Monitoring the state of the world’s forests is a monumental task with challenges in data collection, interpretation and display. The Global Forest Change (GFC), a project developed by Professor Matthew Hansen of the University of Maryland´s Geography Department, tackles this issue by using algorithms to distinguish forest cover and change in satellite imagery. From this […]
The negotiations at COP21 in Paris have not just been about climate change, but about our ability to act as a community of nations.
Indigenous and traditional communities of the Brazilian Amazon will be trained by Google Earth to use new digital technologies for cultural zoning and mapping of their territory in the search for their conservation.
Research compares information from research plots along the Amazon with maps of current and projected deforestation to estimate how many species have disappeared and where.
Landsat system images, from NASA, show you how the skyline of Manaus went gray in the last days of the month, at the peak of the hottest season in the northern region of Brazil.
In September, the InfoAmazonia Network participated in the VI Latin American Meeting of Community Water Management in Chile to show the water monitoring project and his Mãe d´Água sensor.

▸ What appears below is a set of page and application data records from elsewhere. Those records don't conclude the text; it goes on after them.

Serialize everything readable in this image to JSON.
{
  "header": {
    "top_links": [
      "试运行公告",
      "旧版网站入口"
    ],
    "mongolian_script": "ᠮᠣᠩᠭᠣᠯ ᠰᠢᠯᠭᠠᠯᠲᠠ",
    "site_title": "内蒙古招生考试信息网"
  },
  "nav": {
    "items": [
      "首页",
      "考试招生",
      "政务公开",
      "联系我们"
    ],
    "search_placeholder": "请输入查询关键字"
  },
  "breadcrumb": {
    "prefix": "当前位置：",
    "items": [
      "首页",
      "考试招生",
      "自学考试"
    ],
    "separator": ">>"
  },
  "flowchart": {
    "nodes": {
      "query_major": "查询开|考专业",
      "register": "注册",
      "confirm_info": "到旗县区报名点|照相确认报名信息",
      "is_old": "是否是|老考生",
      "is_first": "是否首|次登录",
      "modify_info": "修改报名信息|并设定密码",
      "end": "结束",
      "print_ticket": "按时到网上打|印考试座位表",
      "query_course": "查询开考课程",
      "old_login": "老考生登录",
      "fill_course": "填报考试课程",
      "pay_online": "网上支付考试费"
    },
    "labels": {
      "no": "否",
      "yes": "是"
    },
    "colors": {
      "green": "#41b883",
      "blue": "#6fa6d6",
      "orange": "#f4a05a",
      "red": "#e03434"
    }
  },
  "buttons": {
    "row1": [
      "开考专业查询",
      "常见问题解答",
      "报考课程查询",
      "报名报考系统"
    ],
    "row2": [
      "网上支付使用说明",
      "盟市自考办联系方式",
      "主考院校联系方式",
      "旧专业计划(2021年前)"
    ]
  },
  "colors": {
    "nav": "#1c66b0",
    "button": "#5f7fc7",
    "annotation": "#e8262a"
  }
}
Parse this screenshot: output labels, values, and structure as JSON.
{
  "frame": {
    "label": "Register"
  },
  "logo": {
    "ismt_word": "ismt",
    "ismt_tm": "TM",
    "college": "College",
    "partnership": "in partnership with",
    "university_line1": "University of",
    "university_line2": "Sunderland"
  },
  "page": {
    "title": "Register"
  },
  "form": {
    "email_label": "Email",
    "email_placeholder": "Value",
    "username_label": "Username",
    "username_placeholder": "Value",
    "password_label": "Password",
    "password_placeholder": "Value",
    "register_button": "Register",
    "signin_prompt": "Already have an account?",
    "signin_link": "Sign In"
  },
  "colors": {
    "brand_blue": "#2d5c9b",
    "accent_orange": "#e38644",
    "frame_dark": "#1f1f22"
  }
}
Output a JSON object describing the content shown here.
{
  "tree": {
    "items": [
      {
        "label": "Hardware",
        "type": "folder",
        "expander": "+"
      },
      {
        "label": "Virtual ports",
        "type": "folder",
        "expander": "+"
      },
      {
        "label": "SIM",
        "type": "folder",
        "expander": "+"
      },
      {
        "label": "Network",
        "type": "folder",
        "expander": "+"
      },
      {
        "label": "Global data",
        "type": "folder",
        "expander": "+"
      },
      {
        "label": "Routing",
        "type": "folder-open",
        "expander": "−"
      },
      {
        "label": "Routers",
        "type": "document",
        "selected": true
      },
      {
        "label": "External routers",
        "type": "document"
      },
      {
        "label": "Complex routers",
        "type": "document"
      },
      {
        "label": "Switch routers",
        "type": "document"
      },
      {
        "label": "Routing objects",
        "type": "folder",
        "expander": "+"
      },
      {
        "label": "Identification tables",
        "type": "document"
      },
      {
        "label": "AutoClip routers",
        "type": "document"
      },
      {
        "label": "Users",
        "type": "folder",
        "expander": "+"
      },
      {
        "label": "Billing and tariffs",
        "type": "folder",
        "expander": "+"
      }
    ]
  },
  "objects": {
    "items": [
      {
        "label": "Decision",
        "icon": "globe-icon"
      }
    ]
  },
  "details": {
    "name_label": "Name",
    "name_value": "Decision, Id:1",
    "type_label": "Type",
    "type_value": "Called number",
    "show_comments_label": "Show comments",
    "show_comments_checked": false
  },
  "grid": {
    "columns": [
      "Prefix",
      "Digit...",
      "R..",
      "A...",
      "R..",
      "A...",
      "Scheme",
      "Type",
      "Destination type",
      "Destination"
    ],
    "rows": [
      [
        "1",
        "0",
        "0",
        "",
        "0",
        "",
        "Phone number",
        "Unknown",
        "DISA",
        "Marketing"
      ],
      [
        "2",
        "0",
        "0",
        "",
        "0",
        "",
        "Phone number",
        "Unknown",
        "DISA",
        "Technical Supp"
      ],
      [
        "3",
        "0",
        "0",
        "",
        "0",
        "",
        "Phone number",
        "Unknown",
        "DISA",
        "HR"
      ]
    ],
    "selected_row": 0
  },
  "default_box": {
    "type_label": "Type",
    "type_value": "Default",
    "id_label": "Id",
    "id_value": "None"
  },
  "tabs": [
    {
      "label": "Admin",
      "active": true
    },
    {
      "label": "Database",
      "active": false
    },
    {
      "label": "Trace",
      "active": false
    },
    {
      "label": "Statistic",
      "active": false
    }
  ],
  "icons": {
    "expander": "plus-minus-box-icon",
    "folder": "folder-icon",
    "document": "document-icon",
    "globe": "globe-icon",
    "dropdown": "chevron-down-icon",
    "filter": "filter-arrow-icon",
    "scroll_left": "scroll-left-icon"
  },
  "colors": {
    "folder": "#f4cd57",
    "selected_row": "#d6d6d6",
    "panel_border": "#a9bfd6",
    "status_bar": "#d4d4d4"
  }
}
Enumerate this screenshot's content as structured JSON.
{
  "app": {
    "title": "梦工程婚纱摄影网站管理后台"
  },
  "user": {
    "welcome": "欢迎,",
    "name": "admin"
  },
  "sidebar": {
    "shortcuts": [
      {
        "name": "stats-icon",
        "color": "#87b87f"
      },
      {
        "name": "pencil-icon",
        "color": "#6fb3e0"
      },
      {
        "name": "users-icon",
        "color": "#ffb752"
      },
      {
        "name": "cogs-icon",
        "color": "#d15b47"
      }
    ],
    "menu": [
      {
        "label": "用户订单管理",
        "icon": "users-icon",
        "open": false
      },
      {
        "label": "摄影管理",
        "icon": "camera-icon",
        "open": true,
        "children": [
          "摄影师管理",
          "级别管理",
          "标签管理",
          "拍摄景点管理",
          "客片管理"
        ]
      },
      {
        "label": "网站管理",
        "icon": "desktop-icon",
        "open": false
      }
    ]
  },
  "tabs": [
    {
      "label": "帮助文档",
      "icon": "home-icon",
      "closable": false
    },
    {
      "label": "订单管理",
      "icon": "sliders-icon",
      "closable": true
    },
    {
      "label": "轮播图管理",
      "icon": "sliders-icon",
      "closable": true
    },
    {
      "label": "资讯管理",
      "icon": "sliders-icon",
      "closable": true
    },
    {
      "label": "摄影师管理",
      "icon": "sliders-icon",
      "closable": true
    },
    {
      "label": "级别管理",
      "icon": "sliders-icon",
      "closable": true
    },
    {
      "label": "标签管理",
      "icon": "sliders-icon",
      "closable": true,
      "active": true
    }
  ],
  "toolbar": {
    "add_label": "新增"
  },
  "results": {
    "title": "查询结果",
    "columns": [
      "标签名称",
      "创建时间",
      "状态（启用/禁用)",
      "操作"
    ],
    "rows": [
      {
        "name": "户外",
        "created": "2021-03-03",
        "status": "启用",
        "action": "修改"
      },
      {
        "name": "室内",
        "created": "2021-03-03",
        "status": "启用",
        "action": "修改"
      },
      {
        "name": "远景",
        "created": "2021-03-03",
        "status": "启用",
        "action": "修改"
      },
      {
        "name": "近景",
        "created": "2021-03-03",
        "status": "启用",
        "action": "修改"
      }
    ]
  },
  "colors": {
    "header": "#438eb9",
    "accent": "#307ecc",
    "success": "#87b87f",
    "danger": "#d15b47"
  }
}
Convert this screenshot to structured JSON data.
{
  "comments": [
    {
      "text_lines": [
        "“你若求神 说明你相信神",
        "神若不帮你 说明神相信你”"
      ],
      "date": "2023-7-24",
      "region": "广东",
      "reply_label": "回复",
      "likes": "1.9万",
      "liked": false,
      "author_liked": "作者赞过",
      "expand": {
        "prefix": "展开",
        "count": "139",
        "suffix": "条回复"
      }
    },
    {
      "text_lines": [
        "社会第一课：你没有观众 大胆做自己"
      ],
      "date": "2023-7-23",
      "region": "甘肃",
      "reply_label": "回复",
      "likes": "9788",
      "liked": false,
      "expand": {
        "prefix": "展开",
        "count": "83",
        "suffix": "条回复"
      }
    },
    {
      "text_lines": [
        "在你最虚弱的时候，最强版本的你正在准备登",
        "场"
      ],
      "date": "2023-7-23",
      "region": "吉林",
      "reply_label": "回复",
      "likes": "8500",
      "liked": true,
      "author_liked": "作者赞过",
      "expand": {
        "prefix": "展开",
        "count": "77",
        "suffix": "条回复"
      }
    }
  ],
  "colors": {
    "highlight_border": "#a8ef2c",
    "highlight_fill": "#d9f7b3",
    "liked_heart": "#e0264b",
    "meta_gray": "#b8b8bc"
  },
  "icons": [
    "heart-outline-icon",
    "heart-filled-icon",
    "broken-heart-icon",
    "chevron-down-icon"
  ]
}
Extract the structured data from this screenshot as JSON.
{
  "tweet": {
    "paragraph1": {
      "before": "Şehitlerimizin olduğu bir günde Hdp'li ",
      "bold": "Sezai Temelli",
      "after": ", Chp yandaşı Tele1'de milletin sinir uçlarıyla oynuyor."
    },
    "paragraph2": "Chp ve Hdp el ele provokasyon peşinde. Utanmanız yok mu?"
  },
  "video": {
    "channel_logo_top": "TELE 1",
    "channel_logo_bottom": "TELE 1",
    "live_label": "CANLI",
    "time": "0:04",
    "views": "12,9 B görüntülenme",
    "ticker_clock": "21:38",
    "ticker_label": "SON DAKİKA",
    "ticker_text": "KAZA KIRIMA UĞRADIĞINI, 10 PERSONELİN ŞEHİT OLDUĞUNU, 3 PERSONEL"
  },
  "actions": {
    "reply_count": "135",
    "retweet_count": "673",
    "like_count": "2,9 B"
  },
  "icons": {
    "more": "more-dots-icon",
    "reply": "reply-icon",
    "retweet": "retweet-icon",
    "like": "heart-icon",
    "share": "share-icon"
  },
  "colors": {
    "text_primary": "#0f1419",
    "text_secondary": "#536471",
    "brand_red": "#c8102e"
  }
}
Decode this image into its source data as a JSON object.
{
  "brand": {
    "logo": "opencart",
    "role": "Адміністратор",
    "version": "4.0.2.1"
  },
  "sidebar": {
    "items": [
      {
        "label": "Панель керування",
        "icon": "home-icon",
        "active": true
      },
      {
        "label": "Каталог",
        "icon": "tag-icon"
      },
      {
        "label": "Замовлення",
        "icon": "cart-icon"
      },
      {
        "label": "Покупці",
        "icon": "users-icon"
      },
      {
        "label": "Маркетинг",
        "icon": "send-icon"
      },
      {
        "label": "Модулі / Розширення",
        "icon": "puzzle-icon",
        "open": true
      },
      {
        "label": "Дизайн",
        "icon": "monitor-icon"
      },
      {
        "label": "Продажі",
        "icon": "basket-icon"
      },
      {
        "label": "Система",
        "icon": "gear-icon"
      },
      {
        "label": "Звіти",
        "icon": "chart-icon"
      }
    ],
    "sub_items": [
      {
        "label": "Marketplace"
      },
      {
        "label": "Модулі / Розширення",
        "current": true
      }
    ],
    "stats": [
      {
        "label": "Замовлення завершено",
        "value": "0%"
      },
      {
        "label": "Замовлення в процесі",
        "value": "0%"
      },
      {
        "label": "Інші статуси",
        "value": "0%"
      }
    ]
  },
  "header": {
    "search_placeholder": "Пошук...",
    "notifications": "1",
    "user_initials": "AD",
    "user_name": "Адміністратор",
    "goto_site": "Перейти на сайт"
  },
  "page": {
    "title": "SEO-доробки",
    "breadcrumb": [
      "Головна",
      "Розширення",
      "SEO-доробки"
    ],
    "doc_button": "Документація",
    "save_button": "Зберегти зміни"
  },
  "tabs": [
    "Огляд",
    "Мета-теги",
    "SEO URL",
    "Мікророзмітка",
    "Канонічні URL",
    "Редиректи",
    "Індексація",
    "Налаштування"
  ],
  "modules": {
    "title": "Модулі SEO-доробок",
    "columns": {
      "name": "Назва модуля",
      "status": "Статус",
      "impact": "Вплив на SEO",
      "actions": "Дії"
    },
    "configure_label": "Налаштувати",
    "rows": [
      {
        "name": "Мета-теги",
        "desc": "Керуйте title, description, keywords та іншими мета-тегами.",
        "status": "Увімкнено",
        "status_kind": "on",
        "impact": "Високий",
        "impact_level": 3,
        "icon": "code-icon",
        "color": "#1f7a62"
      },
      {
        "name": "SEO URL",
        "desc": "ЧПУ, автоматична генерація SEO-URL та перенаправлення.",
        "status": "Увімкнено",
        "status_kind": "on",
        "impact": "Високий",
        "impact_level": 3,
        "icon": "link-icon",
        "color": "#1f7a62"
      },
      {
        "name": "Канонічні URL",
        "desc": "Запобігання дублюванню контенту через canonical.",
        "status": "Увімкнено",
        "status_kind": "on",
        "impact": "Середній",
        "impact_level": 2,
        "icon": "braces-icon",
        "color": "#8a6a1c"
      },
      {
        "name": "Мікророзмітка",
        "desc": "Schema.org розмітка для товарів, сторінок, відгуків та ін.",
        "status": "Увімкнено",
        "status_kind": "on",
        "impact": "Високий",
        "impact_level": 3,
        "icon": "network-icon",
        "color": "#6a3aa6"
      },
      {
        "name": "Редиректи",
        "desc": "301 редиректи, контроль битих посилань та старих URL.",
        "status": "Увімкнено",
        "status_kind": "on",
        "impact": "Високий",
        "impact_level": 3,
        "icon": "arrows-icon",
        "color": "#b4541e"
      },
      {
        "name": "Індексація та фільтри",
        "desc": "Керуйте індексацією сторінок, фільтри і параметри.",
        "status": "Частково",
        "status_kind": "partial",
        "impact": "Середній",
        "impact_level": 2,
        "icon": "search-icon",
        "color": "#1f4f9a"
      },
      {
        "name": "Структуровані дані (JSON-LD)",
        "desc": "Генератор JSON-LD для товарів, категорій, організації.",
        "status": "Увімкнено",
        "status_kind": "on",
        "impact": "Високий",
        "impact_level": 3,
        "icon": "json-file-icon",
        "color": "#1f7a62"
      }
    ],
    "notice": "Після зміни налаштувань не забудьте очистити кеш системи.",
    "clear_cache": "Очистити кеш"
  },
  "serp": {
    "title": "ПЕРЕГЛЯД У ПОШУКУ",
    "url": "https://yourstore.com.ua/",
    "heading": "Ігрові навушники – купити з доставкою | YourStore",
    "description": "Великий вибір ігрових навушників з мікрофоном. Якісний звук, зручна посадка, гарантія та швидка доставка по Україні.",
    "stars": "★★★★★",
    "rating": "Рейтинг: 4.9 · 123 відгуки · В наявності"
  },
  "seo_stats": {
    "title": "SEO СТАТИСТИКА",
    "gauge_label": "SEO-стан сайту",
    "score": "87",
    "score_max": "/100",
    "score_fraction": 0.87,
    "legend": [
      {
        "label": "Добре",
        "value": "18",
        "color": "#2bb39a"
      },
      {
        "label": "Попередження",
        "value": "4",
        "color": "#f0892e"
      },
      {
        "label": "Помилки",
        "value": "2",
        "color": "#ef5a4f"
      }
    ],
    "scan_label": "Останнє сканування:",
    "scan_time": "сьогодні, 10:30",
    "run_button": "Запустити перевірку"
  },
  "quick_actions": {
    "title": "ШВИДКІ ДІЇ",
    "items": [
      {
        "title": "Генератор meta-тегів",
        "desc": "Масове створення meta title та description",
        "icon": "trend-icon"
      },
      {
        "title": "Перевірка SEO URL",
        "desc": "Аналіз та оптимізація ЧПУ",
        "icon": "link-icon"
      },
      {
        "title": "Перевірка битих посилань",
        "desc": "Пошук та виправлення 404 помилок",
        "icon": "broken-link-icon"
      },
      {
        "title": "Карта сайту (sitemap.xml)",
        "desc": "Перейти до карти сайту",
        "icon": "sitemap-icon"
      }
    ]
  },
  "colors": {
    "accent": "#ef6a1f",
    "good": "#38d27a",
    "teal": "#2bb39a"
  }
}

5.121 km² of forests were destroyed, compared to 3.036 km² devastated from August of 2013 to July of 2014. It is the largest deforestation verified by Deter in the past six years.
Reflections on a trip to the southeast of Pará State, Brazil, in the wake of multiple destructions committed by the largest mining company in the world.
On August 14, the National Institute for Space Research (INPE) presented the official rate of deforestation in the Brazilian Amazon between August 2013 and July 2014. This result is 3% higher than the number announced in November 2014.